According to deputy chair of the Vietnam Textile & Apparel Association (Vitas), Truong Van Cam, the current tariff on Vietnam’s textiles and garments is 9.6 percent. But when EVFTA takes effect, the tariff will be gradually cut to zero percent within seven years. Vietnam has reasons to hope that the textile and garment export turnover may hit$40 billion with EVFTA.
In its latest report, Rong Viet Securities predicted that large garment companies such as Sai Gon Garment, TNG, May 10 and Viet Tien will see considerable growth in number of orders when EVFTA takes effect.
The current tariff on Vietnam’s textiles and garments is 9.6 percent. But when EVFTA takes effect, the tariff will be gradually cut to zero percent within seven years. Vietnam has reasons to hope that the textile and garment export turnover may hit$40 billion with EVFTA.
Than Duc Viet, deputy general director of May 10, said the company has drawn up plans to join domestic supply chains for yarn-forward production plans, to exploit the advantages to be brought by the agreement.
Currently, 35 percent of May 10’s products goes to the EU, 45 percent to the US and 10 percent to Japan. However, when EVFTA takes effect, exports to the EU will increase significantly.
In the last two decades, the two-way trade turnover between Vietnam and the EU increased by 20 times, with export value of 50 billion euros each year.
Pham Hong Hai, CEO of HSBC Vietnam, estimates that EVFTA will help Vietnam’s GDP increase by 0.1 percent each year thanks to the pure commercial impact.

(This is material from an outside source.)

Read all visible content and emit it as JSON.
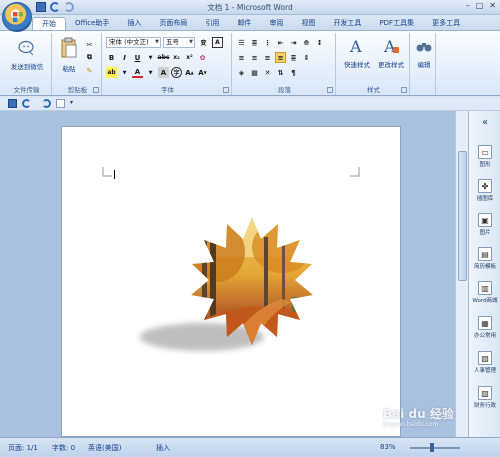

The director of a garment company in Hung Yen province predicted that his company’s export volume to the EU would increase by 20 percent because ‘there will be many new clients and loyal clients will place bigger orders’.
The director believes that the number of orders will be higher because ‘in textile and garment, EVFTA doesn’t set as many barriers as the CPTPP’.
However, Nguyen Thi Thu Trang, director of WTO Center, warned that in order to be eligible for the preferential tariff, Vietnamese enterprises will have to satisfy requirements on origin, and inner-bloc content in products must not be lower than 40 percent.
Vietnam’s textile and garment industry is striving to achieve export turnover of more than US$40 billion in 2019, a year-on-year increase of 14-15 per cent.
Local authorities in Quang Ninh Province has just suspended the construction of a textile factory project of China’s Texhong Co., Ltd. as they failed to complete legal procedures.